*** DATASET ENTRIES

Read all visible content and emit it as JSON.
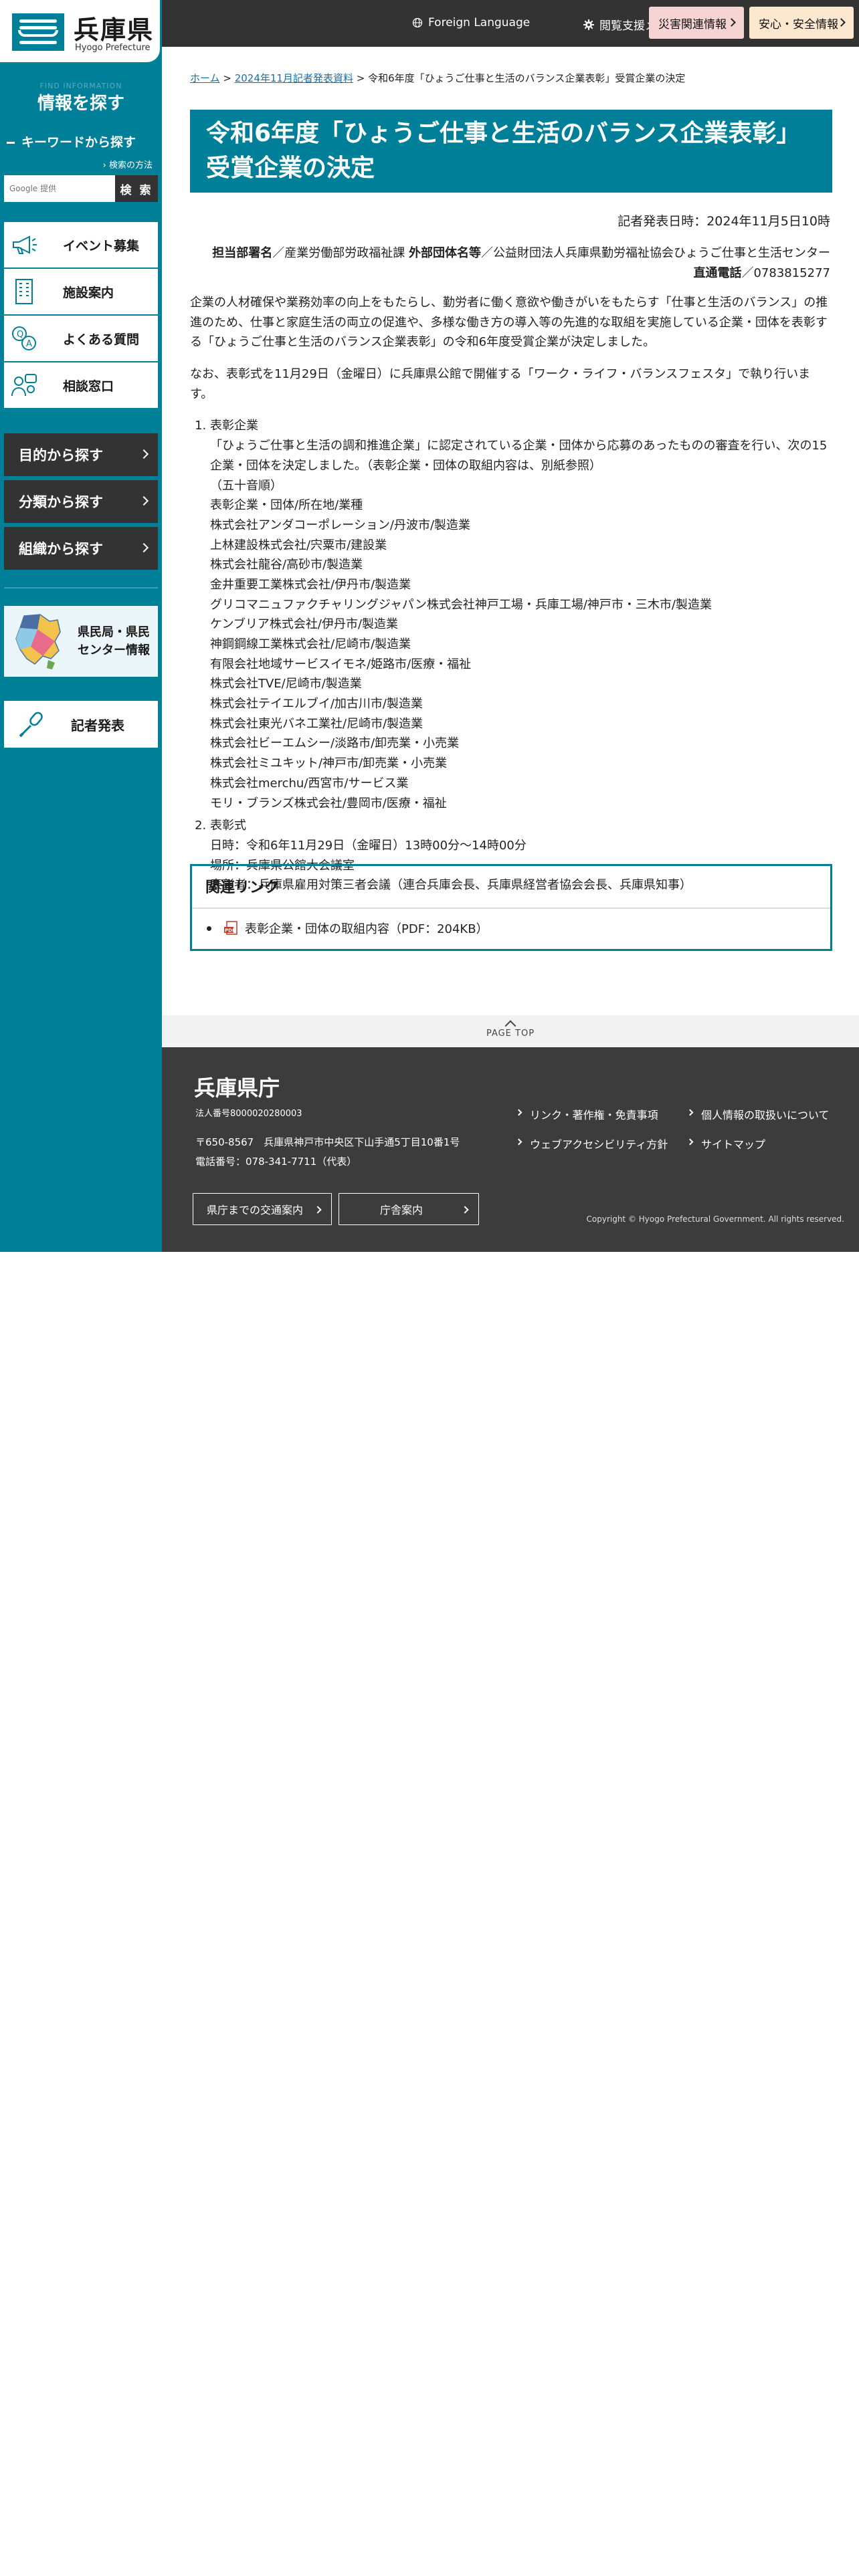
{
  "site": {
    "logo_title": "兵庫県",
    "logo_sub": "Hyogo Prefecture"
  },
  "sidebar": {
    "ghost_text": "FIND INFORMATION",
    "find_title": "情報を探す",
    "keyword_title": "キーワードから探す",
    "search_howto": "検索の方法",
    "search_placeholder": "Google 提供",
    "search_button": "検 索",
    "quick_links": [
      {
        "label": "イベント募集",
        "icon": "megaphone-icon"
      },
      {
        "label": "施設案内",
        "icon": "building-icon"
      },
      {
        "label": "よくある質問",
        "icon": "qa-icon"
      },
      {
        "label": "相談窓口",
        "icon": "consultation-icon"
      }
    ],
    "nav_buttons": [
      {
        "label": "目的から探す"
      },
      {
        "label": "分類から探す"
      },
      {
        "label": "組織から探す"
      }
    ],
    "center_banner": "県民局・県民\nセンター情報",
    "press_banner": "記者発表"
  },
  "topbar": {
    "foreign_language": "Foreign Language",
    "accessibility_menu": "閲覧支援メニュー",
    "disaster_info": "災害関連情報",
    "safety_info": "安心・安全情報",
    "colors": {
      "disaster": "#f6d4d4",
      "safety": "#fbe8cf"
    }
  },
  "breadcrumb": {
    "home": "ホーム",
    "parent": "2024年11月記者発表資料",
    "current": "令和6年度「ひょうご仕事と生活のバランス企業表彰」受賞企業の決定"
  },
  "article": {
    "title": "令和6年度「ひょうご仕事と生活のバランス企業表彰」受賞企業の決定",
    "pub_date": "記者発表日時：2024年11月5日10時",
    "dept_label": "担当部署名",
    "dept_value": "／産業労働部労政福祉課 ",
    "ext_label": "外部団体名等",
    "ext_value": "／公益財団法人兵庫県勤労福祉協会ひょうご仕事と生活センター",
    "phone_label": "直通電話",
    "phone_value": "／0783815277",
    "intro": "企業の人材確保や業務効率の向上をもたらし、勤労者に働く意欲や働きがいをもたらす「仕事と生活のバランス」の推進のため、仕事と家庭生活の両立の促進や、多様な働き方の導入等の先進的な取組を実施している企業・団体を表彰する「ひょうご仕事と生活のバランス企業表彰」の令和6年度受賞企業が決定しました。",
    "note": "なお、表彰式を11月29日（金曜日）に兵庫県公館で開催する「ワーク・ライフ・バランスフェスタ」で執り行います。",
    "item1_title": "表彰企業",
    "item1_lines": [
      "「ひょうご仕事と生活の調和推進企業」に認定されている企業・団体から応募のあったものの審査を行い、次の15",
      "企業・団体を決定しました。（表彰企業・団体の取組内容は、別紙参照）",
      "（五十音順）",
      "表彰企業・団体/所在地/業種",
      "株式会社アンダコーポレーション/丹波市/製造業",
      "上林建設株式会社/宍粟市/建設業",
      "株式会社龍谷/高砂市/製造業",
      "金井重要工業株式会社/伊丹市/製造業",
      "グリコマニュファクチャリングジャパン株式会社神戸工場・兵庫工場/神戸市・三木市/製造業",
      "ケンブリア株式会社/伊丹市/製造業",
      "神鋼鋼線工業株式会社/尼崎市/製造業",
      "有限会社地域サービスイモネ/姫路市/医療・福祉",
      "株式会社TVE/尼崎市/製造業",
      "株式会社テイエルブイ/加古川市/製造業",
      "株式会社東光バネ工業社/尼崎市/製造業",
      "株式会社ビーエムシー/淡路市/卸売業・小売業",
      "株式会社ミユキット/神戸市/卸売業・小売業",
      "株式会社merchu/西宮市/サービス業",
      "モリ・ブランズ株式会社/豊岡市/医療・福祉"
    ],
    "item2_title": "表彰式",
    "item2_lines": [
      "日時：令和6年11月29日（金曜日）13時00分～14時00分",
      "場所：兵庫県公館大会議室",
      "表彰者：兵庫県雇用対策三者会議（連合兵庫会長、兵庫県経営者協会会長、兵庫県知事）"
    ]
  },
  "related": {
    "heading": "関連リンク",
    "items": [
      {
        "label": "表彰企業・団体の取組内容（PDF：204KB）",
        "icon": "pdf-icon"
      }
    ]
  },
  "pagetop": "PAGE TOP",
  "footer": {
    "name": "兵庫県庁",
    "corp_number": "法人番号8000020280003",
    "address": "〒650-8567　兵庫県神戸市中央区下山手通5丁目10番1号",
    "phone": "電話番号：078-341-7711（代表）",
    "btn_access": "県庁までの交通案内",
    "btn_guide": "庁舎案内",
    "links": [
      "リンク・著作権・免責事項",
      "個人情報の取扱いについて",
      "ウェブアクセシビリティ方針",
      "サイトマップ"
    ],
    "copyright": "Copyright © Hyogo Prefectural Government. All rights reserved."
  }
}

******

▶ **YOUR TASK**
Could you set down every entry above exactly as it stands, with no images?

▶ **RESPONSE AREA**
Read all visible content and emit it as JSON.
{
  "site": {
    "logo_title": "兵庫県",
    "logo_sub": "Hyogo Prefecture"
  },
  "sidebar": {
    "ghost_text": "FIND INFORMATION",
    "find_title": "情報を探す",
    "keyword_title": "キーワードから探す",
    "search_howto": "検索の方法",
    "search_placeholder": "Google 提供",
    "search_button": "検 索",
    "quick_links": [
      {
        "label": "イベント募集",
        "icon": "megaphone-icon"
      },
      {
        "label": "施設案内",
        "icon": "building-icon"
      },
      {
        "label": "よくある質問",
        "icon": "qa-icon"
      },
      {
        "label": "相談窓口",
        "icon": "consultation-icon"
      }
    ],
    "nav_buttons": [
      {
        "label": "目的から探す"
      },
      {
        "label": "分類から探す"
      },
      {
        "label": "組織から探す"
      }
    ],
    "center_banner": "県民局・県民\nセンター情報",
    "press_banner": "記者発表"
  },
  "topbar": {
    "foreign_language": "Foreign Language",
    "accessibility_menu": "閲覧支援メニュー",
    "disaster_info": "災害関連情報",
    "safety_info": "安心・安全情報",
    "colors": {
      "disaster": "#f6d4d4",
      "safety": "#fbe8cf"
    }
  },
  "breadcrumb": {
    "home": "ホーム",
    "parent": "2024年11月記者発表資料",
    "current": "令和6年度「ひょうご仕事と生活のバランス企業表彰」受賞企業の決定"
  },
  "article": {
    "title": "令和6年度「ひょうご仕事と生活のバランス企業表彰」受賞企業の決定",
    "pub_date": "記者発表日時：2024年11月5日10時",
    "dept_label": "担当部署名",
    "dept_value": "／産業労働部労政福祉課 ",
    "ext_label": "外部団体名等",
    "ext_value": "／公益財団法人兵庫県勤労福祉協会ひょうご仕事と生活センター",
    "phone_label": "直通電話",
    "phone_value": "／0783815277",
    "intro": "企業の人材確保や業務効率の向上をもたらし、勤労者に働く意欲や働きがいをもたらす「仕事と生活のバランス」の推進のため、仕事と家庭生活の両立の促進や、多様な働き方の導入等の先進的な取組を実施している企業・団体を表彰する「ひょうご仕事と生活のバランス企業表彰」の令和6年度受賞企業が決定しました。",
    "note": "なお、表彰式を11月29日（金曜日）に兵庫県公館で開催する「ワーク・ライフ・バランスフェスタ」で執り行います。",
    "item1_title": "表彰企業",
    "item1_lines": [
      "「ひょうご仕事と生活の調和推進企業」に認定されている企業・団体から応募のあったものの審査を行い、次の15",
      "企業・団体を決定しました。（表彰企業・団体の取組内容は、別紙参照）",
      "（五十音順）",
      "表彰企業・団体/所在地/業種",
      "株式会社アンダコーポレーション/丹波市/製造業",
      "上林建設株式会社/宍粟市/建設業",
      "株式会社龍谷/高砂市/製造業",
      "金井重要工業株式会社/伊丹市/製造業",
      "グリコマニュファクチャリングジャパン株式会社神戸工場・兵庫工場/神戸市・三木市/製造業",
      "ケンブリア株式会社/伊丹市/製造業",
      "神鋼鋼線工業株式会社/尼崎市/製造業",
      "有限会社地域サービスイモネ/姫路市/医療・福祉",
      "株式会社TVE/尼崎市/製造業",
      "株式会社テイエルブイ/加古川市/製造業",
      "株式会社東光バネ工業社/尼崎市/製造業",
      "株式会社ビーエムシー/淡路市/卸売業・小売業",
      "株式会社ミユキット/神戸市/卸売業・小売業",
      "株式会社merchu/西宮市/サービス業",
      "モリ・ブランズ株式会社/豊岡市/医療・福祉"
    ],
    "item2_title": "表彰式",
    "item2_lines": [
      "日時：令和6年11月29日（金曜日）13時00分～14時00分",
      "場所：兵庫県公館大会議室",
      "表彰者：兵庫県雇用対策三者会議（連合兵庫会長、兵庫県経営者協会会長、兵庫県知事）"
    ]
  },
  "related": {
    "heading": "関連リンク",
    "items": [
      {
        "label": "表彰企業・団体の取組内容（PDF：204KB）",
        "icon": "pdf-icon"
      }
    ]
  },
  "pagetop": "PAGE TOP",
  "footer": {
    "name": "兵庫県庁",
    "corp_number": "法人番号8000020280003",
    "address": "〒650-8567　兵庫県神戸市中央区下山手通5丁目10番1号",
    "phone": "電話番号：078-341-7711（代表）",
    "btn_access": "県庁までの交通案内",
    "btn_guide": "庁舎案内",
    "links": [
      "リンク・著作権・免責事項",
      "個人情報の取扱いについて",
      "ウェブアクセシビリティ方針",
      "サイトマップ"
    ],
    "copyright": "Copyright © Hyogo Prefectural Government. All rights reserved."
  }
}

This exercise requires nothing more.